• [Assignment]: The data must be copied over exactly and in full.

#### Material to process

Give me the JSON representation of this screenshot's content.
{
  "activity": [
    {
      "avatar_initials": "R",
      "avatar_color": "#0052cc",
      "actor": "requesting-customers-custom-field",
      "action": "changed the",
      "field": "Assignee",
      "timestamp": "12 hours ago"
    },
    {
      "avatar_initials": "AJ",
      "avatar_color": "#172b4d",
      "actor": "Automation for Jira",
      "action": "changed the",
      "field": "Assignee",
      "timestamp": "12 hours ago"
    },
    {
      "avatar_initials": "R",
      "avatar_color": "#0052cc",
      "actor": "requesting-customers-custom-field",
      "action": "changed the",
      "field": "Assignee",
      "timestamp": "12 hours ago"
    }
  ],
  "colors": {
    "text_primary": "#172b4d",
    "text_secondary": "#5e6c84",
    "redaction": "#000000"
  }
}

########

• [Solution for this task]:
Give me the JSON representation of this screenshot's content.
{
  "activity": [
    {
      "avatar_initials": "R",
      "avatar_color": "#0052cc",
      "actor": "requesting-customers-custom-field",
      "action": "changed the",
      "field": "Assignee",
      "timestamp": "12 hours ago"
    },
    {
      "avatar_initials": "AJ",
      "avatar_color": "#172b4d",
      "actor": "Automation for Jira",
      "action": "changed the",
      "field": "Assignee",
      "timestamp": "12 hours ago"
    },
    {
      "avatar_initials": "R",
      "avatar_color": "#0052cc",
      "actor": "requesting-customers-custom-field",
      "action": "changed the",
      "field": "Assignee",
      "timestamp": "12 hours ago"
    }
  ],
  "colors": {
    "text_primary": "#172b4d",
    "text_secondary": "#5e6c84",
    "redaction": "#000000"
  }
}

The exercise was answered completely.